Excerpts from an interface dataset
..........

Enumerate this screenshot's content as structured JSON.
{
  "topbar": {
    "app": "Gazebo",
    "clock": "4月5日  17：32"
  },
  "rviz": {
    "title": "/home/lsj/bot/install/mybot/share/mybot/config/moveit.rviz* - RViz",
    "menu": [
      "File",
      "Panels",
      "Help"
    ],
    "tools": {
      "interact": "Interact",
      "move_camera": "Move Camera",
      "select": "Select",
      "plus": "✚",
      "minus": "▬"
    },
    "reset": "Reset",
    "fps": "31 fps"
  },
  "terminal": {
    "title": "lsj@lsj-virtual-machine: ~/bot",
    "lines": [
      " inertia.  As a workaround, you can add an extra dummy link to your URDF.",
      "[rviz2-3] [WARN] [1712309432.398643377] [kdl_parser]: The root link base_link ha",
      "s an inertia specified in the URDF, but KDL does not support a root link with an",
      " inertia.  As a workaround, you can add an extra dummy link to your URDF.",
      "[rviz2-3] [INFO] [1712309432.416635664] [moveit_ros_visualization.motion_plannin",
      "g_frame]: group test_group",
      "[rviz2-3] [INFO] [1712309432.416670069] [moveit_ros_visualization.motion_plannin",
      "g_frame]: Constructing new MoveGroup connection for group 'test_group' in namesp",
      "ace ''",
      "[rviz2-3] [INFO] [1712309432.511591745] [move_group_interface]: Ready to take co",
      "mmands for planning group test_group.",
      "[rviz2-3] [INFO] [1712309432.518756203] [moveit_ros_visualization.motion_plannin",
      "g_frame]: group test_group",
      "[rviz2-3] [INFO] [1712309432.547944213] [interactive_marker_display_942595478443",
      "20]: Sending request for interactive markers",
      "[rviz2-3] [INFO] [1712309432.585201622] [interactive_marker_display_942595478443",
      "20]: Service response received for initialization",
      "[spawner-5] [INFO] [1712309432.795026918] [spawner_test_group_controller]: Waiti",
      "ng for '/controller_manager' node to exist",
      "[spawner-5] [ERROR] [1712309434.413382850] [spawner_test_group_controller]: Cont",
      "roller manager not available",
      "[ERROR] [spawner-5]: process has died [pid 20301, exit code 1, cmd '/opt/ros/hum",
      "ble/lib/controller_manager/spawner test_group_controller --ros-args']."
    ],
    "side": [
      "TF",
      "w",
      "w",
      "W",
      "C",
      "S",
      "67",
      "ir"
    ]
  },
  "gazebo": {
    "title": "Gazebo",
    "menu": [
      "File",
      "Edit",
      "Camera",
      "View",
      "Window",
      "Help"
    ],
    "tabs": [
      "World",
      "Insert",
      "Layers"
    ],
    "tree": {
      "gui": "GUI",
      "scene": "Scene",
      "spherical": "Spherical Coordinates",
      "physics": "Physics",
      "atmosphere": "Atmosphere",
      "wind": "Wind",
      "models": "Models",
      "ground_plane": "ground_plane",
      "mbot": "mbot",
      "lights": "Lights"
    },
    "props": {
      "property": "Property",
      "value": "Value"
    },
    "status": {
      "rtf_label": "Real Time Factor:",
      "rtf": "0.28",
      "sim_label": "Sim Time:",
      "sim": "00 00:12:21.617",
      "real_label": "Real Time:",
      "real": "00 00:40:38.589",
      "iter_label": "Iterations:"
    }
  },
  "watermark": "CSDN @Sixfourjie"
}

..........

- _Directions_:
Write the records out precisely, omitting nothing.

- _Written solution_:
Enumerate this screenshot's content as structured JSON.
{
  "topbar": {
    "app": "Gazebo",
    "clock": "4月5日  17：32"
  },
  "rviz": {
    "title": "/home/lsj/bot/install/mybot/share/mybot/config/moveit.rviz* - RViz",
    "menu": [
      "File",
      "Panels",
      "Help"
    ],
    "tools": {
      "interact": "Interact",
      "move_camera": "Move Camera",
      "select": "Select",
      "plus": "✚",
      "minus": "▬"
    },
    "reset": "Reset",
    "fps": "31 fps"
  },
  "terminal": {
    "title": "lsj@lsj-virtual-machine: ~/bot",
    "lines": [
      " inertia.  As a workaround, you can add an extra dummy link to your URDF.",
      "[rviz2-3] [WARN] [1712309432.398643377] [kdl_parser]: The root link base_link ha",
      "s an inertia specified in the URDF, but KDL does not support a root link with an",
      " inertia.  As a workaround, you can add an extra dummy link to your URDF.",
      "[rviz2-3] [INFO] [1712309432.416635664] [moveit_ros_visualization.motion_plannin",
      "g_frame]: group test_group",
      "[rviz2-3] [INFO] [1712309432.416670069] [moveit_ros_visualization.motion_plannin",
      "g_frame]: Constructing new MoveGroup connection for group 'test_group' in namesp",
      "ace ''",
      "[rviz2-3] [INFO] [1712309432.511591745] [move_group_interface]: Ready to take co",
      "mmands for planning group test_group.",
      "[rviz2-3] [INFO] [1712309432.518756203] [moveit_ros_visualization.motion_plannin",
      "g_frame]: group test_group",
      "[rviz2-3] [INFO] [1712309432.547944213] [interactive_marker_display_942595478443",
      "20]: Sending request for interactive markers",
      "[rviz2-3] [INFO] [1712309432.585201622] [interactive_marker_display_942595478443",
      "20]: Service response received for initialization",
      "[spawner-5] [INFO] [1712309432.795026918] [spawner_test_group_controller]: Waiti",
      "ng for '/controller_manager' node to exist",
      "[spawner-5] [ERROR] [1712309434.413382850] [spawner_test_group_controller]: Cont",
      "roller manager not available",
      "[ERROR] [spawner-5]: process has died [pid 20301, exit code 1, cmd '/opt/ros/hum",
      "ble/lib/controller_manager/spawner test_group_controller --ros-args']."
    ],
    "side": [
      "TF",
      "w",
      "w",
      "W",
      "C",
      "S",
      "67",
      "ir"
    ]
  },
  "gazebo": {
    "title": "Gazebo",
    "menu": [
      "File",
      "Edit",
      "Camera",
      "View",
      "Window",
      "Help"
    ],
    "tabs": [
      "World",
      "Insert",
      "Layers"
    ],
    "tree": {
      "gui": "GUI",
      "scene": "Scene",
      "spherical": "Spherical Coordinates",
      "physics": "Physics",
      "atmosphere": "Atmosphere",
      "wind": "Wind",
      "models": "Models",
      "ground_plane": "ground_plane",
      "mbot": "mbot",
      "lights": "Lights"
    },
    "props": {
      "property": "Property",
      "value": "Value"
    },
    "status": {
      "rtf_label": "Real Time Factor:",
      "rtf": "0.28",
      "sim_label": "Sim Time:",
      "sim": "00 00:12:21.617",
      "real_label": "Real Time:",
      "real": "00 00:40:38.589",
      "iter_label": "Iterations:"
    }
  },
  "watermark": "CSDN @Sixfourjie"
}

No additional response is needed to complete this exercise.